Technology

TESS telescope will be launched today to look for exoplanets

The launch of the new NASA’s TESS (Transit Exoplanet Survey Satellite) TESS (Space Shuttle Space Telescope), which will only search for exoplanets, is scheduled tonight. TESS, the successor to the very successful Kepler Space Telescope, is expected to launch from Cape Verde, Florida, at 01:30 GMT on Tuesday, with a Space X Falcon 9 rocket. If the weather is bad, the launch will be postponed for tomorrow.

After the appropriate maneuvers lasting about two months, the satellite telescope, which has a refrigerator size and weighs 318 kilos, will be placed in a highly elliptical orbit around the Earth, to which no other boat has ever been fitted.

The telescope will make a complete rotation around our planet every 13.7 days, moving away from the Earth 108,000 kilometers (perimeter) to 373,000 kilometers (at the peak). Every time he approaches Earth, he will send scientists the information he has collected in the meantime.

TESS will turn its look (its four cameras) into the sky to look for traces of planets that pass in front of at least 200,000 Earth-like stars that are away from our planet up to 300 light-years away. This will open the way to the even larger American space telescope, James Webb, which will follow in 2020.

In its first year of operation, the telescope will observe the sky of the southern hemisphere, while in the second year of the northern hemisphere, to cover more than 85% of the sky, the Athenian-Macedonian News Agency transmits.

Kepler, which now runs out of fuel and stops operating by the end of 2018, has already found more than 5,000 candidate exoplanets, of which about half have been confirmed by other telescopes. Kepler has identified nearly two-thirds of a total of about 3,700 confirmed exoplanets to date.

TESS will search for a sky area about 350 times larger than Kepler and will focus on smaller, cold and faint stars than our Sun, the red dwarfs, which make up about 90% of the stars of the galaxy us. It is expected to find within two years at least 20,000 exoplanets, some of them “earthy”.

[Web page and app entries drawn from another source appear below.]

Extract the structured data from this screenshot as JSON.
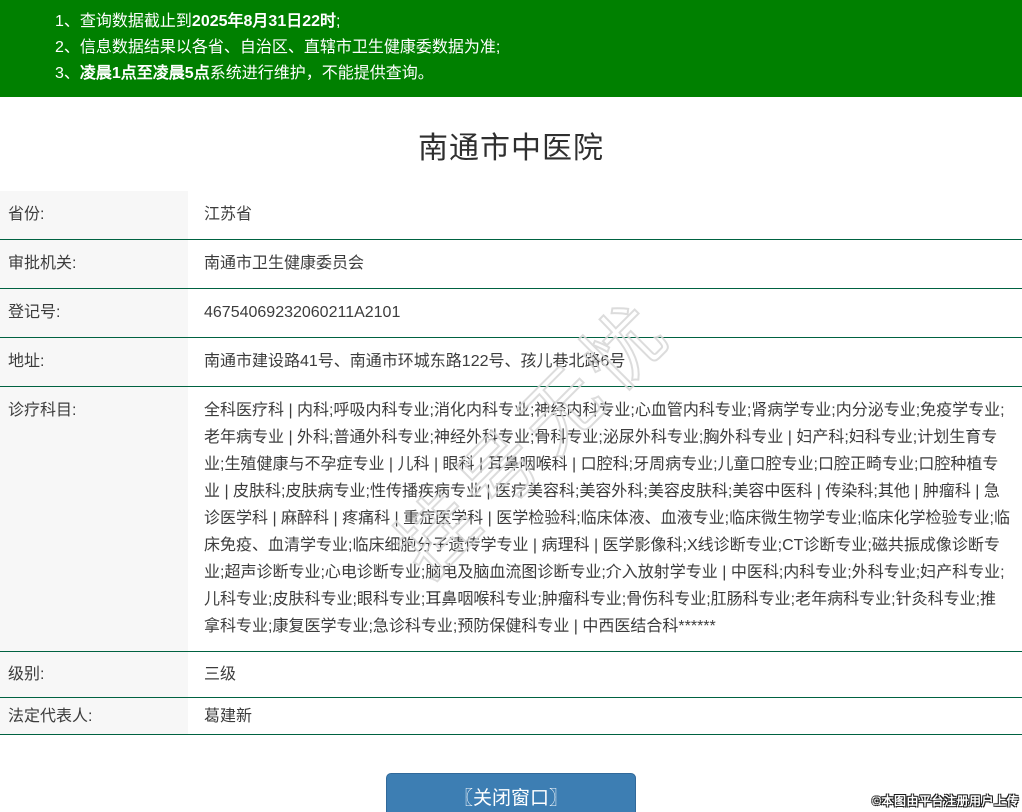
{
  "banner": {
    "bg_color": "#008000",
    "notices": [
      {
        "num": "1、",
        "pre": "查询数据截止到",
        "bold": "2025年8月31日22时",
        "post": ";"
      },
      {
        "num": "2、",
        "pre": "信息数据结果以各省、自治区、直辖市卫生健康委数据为准;",
        "bold": "",
        "post": ""
      },
      {
        "num": "3、",
        "pre": "",
        "bold": "凌晨1点至凌晨5点",
        "post": "系统进行维护，不能提供查询。"
      }
    ]
  },
  "page": {
    "title": "南通市中医院"
  },
  "table": {
    "divider_color": "#006241",
    "label_bg": "#f7f7f7",
    "rows": [
      {
        "label": "省份:",
        "value": "江苏省"
      },
      {
        "label": "审批机关:",
        "value": "南通市卫生健康委员会"
      },
      {
        "label": "登记号:",
        "value": "46754069232060211A2101"
      },
      {
        "label": "地址:",
        "value": "南通市建设路41号、南通市环城东路122号、孩儿巷北路6号"
      },
      {
        "label": "诊疗科目:",
        "value": "全科医疗科 | 内科;呼吸内科专业;消化内科专业;神经内科专业;心血管内科专业;肾病学专业;内分泌专业;免疫学专业;老年病专业 | 外科;普通外科专业;神经外科专业;骨科专业;泌尿外科专业;胸外科专业 | 妇产科;妇科专业;计划生育专业;生殖健康与不孕症专业 | 儿科 | 眼科 | 耳鼻咽喉科 | 口腔科;牙周病专业;儿童口腔专业;口腔正畸专业;口腔种植专业 | 皮肤科;皮肤病专业;性传播疾病专业 | 医疗美容科;美容外科;美容皮肤科;美容中医科 | 传染科;其他 | 肿瘤科 | 急诊医学科 | 麻醉科 | 疼痛科 | 重症医学科 | 医学检验科;临床体液、血液专业;临床微生物学专业;临床化学检验专业;临床免疫、血清学专业;临床细胞分子遗传学专业 | 病理科 | 医学影像科;X线诊断专业;CT诊断专业;磁共振成像诊断专业;超声诊断专业;心电诊断专业;脑电及脑血流图诊断专业;介入放射学专业 | 中医科;内科专业;外科专业;妇产科专业;儿科专业;皮肤科专业;眼科专业;耳鼻咽喉科专业;肿瘤科专业;骨伤科专业;肛肠科专业;老年病科专业;针灸科专业;推拿科专业;康复医学专业;急诊科专业;预防保健科专业 | 中西医结合科******"
      },
      {
        "label": "级别:",
        "value": "三级"
      },
      {
        "label": "法定代表人:",
        "value": "葛建新"
      }
    ]
  },
  "watermark": {
    "text": "挂号无忧"
  },
  "footer": {
    "close_button_label": "〖关闭窗口〗",
    "button_color": "#3d7eb3",
    "copyright": "©本图由平台注册用户上传"
  }
}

The telescope was created by MIT University, which also has the scientific responsibility for the $ 337 million mission cost, headed by astrophysicist George Ricker, in collaboration with NASA’s Goddard Space Flight Center. The launch of TESS will be broadcast live on NASA’s TV.